Should Problem Solving Courts be Solution-Focused Courts?
Revista Juridica Universidad de Puerto Rico, Forthcoming
47 Pages Posted: 15 Dec 2010 Last revised: 22 Jul 2013
Date Written: December 13, 2010
Drug courts, family violence courts, mental health courts, community courts and variations of these courts have commonly been considered to be problem-solving courts. Implicit in the concept of and literature on these courts is the idea that it is the court that solves participants’ problems, often with the assistance of a multi-disciplinary team. However behavioral science research suggests that positive behavioural change involves the individual’s own internal processes and actions, albeit often assisted by treatment and support services. Rather than seeking to solve participants’ problems, these courts should be taking a solution-focused approach, supporting participants’ own change processes and facilitating their involvement with treatment and support agencies as needed. Such an approach avoids coercion and paternalism, promotes participant involvement in decision making and problem-solving concerning their rehabilitation, uses persuasion and motivational interviewing techniques where appropriate and supports participant self-efficacy. This approach is more likely to promote long-lasting behavioral change than a problem-solving approach. However further research is needed concerning the efficacy of particular judicial processes in these courts.
Keywords: drug courts, problem-solving courts, family violence courts, community courts, mental health courts, mental health, offenders, criminal law, paternalism

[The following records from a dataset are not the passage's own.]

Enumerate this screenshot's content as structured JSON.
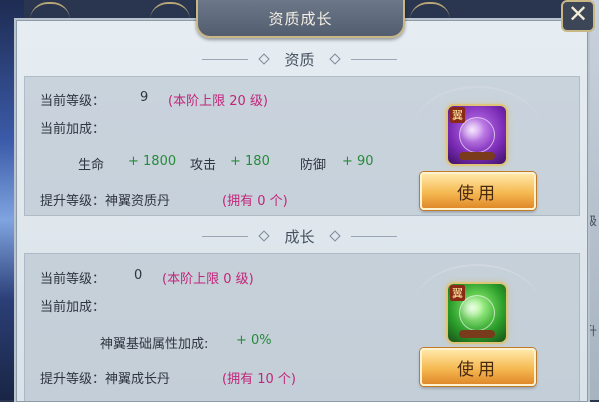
{
  "dialog": {
    "title": "资质成长",
    "close_label": "✕"
  },
  "aptitude": {
    "header": "资质",
    "level_label": "当前等级：",
    "level_value": "9",
    "level_cap": "(本阶上限 20 级)",
    "bonus_label": "当前加成：",
    "stats": [
      {
        "name": "生命",
        "value": "+ 1800"
      },
      {
        "name": "攻击",
        "value": "+ 180"
      },
      {
        "name": "防御",
        "value": "+ 90"
      }
    ],
    "upgrade_label": "提升等级：神翼资质丹",
    "owned": "(拥有 0 个)",
    "item_tag": "翼",
    "use_label": "使用"
  },
  "growth": {
    "header": "成长",
    "level_label": "当前等级：",
    "level_value": "0",
    "level_cap": "(本阶上限 0 级)",
    "bonus_label": "当前加成：",
    "attr_label": "神翼基础属性加成:",
    "attr_value": "+ 0%",
    "upgrade_label": "提升等级：神翼成长丹",
    "owned": "(拥有 10 个)",
    "item_tag": "翼",
    "use_label": "使用"
  },
  "edge_glyphs": [
    "级",
    "升"
  ],
  "colors": {
    "highlight": "#c2257a",
    "stat_value": "#278a3d",
    "button": "#f6b952"
  }
}
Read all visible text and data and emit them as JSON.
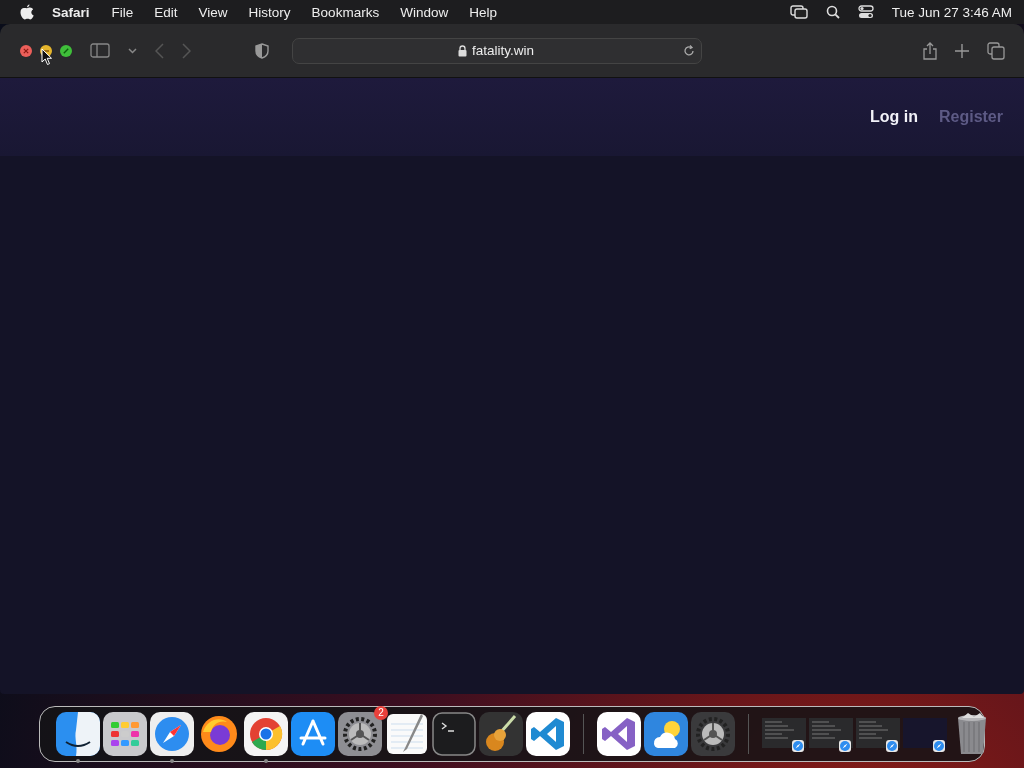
{
  "menu_bar": {
    "app_name": "Safari",
    "items": [
      "File",
      "Edit",
      "View",
      "History",
      "Bookmarks",
      "Window",
      "Help"
    ],
    "clock": "Tue Jun 27  3:46 AM"
  },
  "toolbar": {
    "url": "fatality.win",
    "back_disabled": true,
    "forward_disabled": true
  },
  "page": {
    "nav": [
      {
        "label": "Log in",
        "highlighted": true
      },
      {
        "label": "Register",
        "highlighted": false
      }
    ]
  },
  "dock": {
    "items": [
      {
        "kind": "finder",
        "running": true
      },
      {
        "kind": "launchpad",
        "running": false
      },
      {
        "kind": "safari",
        "running": true
      },
      {
        "kind": "firefox",
        "running": false
      },
      {
        "kind": "chrome",
        "running": true
      },
      {
        "kind": "appstore",
        "running": false
      },
      {
        "kind": "settings",
        "running": false,
        "badge": "2"
      },
      {
        "kind": "textedit",
        "running": false
      },
      {
        "kind": "terminal",
        "running": false
      },
      {
        "kind": "guitar",
        "running": false
      },
      {
        "kind": "vscode",
        "running": false
      },
      {
        "kind": "separator"
      },
      {
        "kind": "visualstudio",
        "running": false
      },
      {
        "kind": "weather",
        "running": false
      },
      {
        "kind": "gear",
        "running": false
      },
      {
        "kind": "separator"
      },
      {
        "kind": "window"
      },
      {
        "kind": "window"
      },
      {
        "kind": "window"
      },
      {
        "kind": "window_blank"
      },
      {
        "kind": "trash"
      }
    ]
  }
}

JEL Classification: I00, I30, I31, K00, K1, K14, K42
Suggested Citation: Suggested Citation